“Wealthy schools need to realise they have a stake in this fight too. Every time they demand public money for upgrading a sports field or constructing a rowing shed, they’re drawing down on funding that could be going to schools that need it more.
"That's why, when it comes to schools funding, the Greens take a public-first approach: because if you want the greatest public benefit per dollar of public funding, you invest in public schools.
“We don’t need to tolerate a future where our children are distributed into the educational haves and have-nots. We have the means to break the cycle of disadvantage.
“Funding is an important part of the equation, but it’s not the only part. If we’re going to address the gap in educational disadvantage we’ve got to move the conversation past how many dollars each school in each sector gets and move towards how each school is using that money.
“We should be an educational powerhouse. But we can’t be when the quality of a child’s education still depends on where they’re born and what their parents earn.
“A quality education is a fundamental right. Educational inequality shows we’re compromising on that right, and it's hurting more than just the budget bottom line. It’s hurting our ability to give our kids the best shot in life, and in doing so, it’s hurting Australia’s future.
“Schools that get left behind end up teaching students who get left behind too.
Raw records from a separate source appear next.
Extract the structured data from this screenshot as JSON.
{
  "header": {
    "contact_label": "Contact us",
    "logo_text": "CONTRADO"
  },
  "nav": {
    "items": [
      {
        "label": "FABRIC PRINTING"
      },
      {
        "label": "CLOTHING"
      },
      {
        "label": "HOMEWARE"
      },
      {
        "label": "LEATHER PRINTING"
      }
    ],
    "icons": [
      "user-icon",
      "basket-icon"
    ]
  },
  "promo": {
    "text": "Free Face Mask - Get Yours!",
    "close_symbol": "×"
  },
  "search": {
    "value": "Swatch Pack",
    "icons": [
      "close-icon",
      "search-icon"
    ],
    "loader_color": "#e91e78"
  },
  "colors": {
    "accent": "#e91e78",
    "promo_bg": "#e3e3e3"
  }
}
“All the research shows that when we nickel and dime our schools, we end up robbing ourselves. No child’s education should ever be sacrificed, watered down or compromised in the name of a budget surplus.”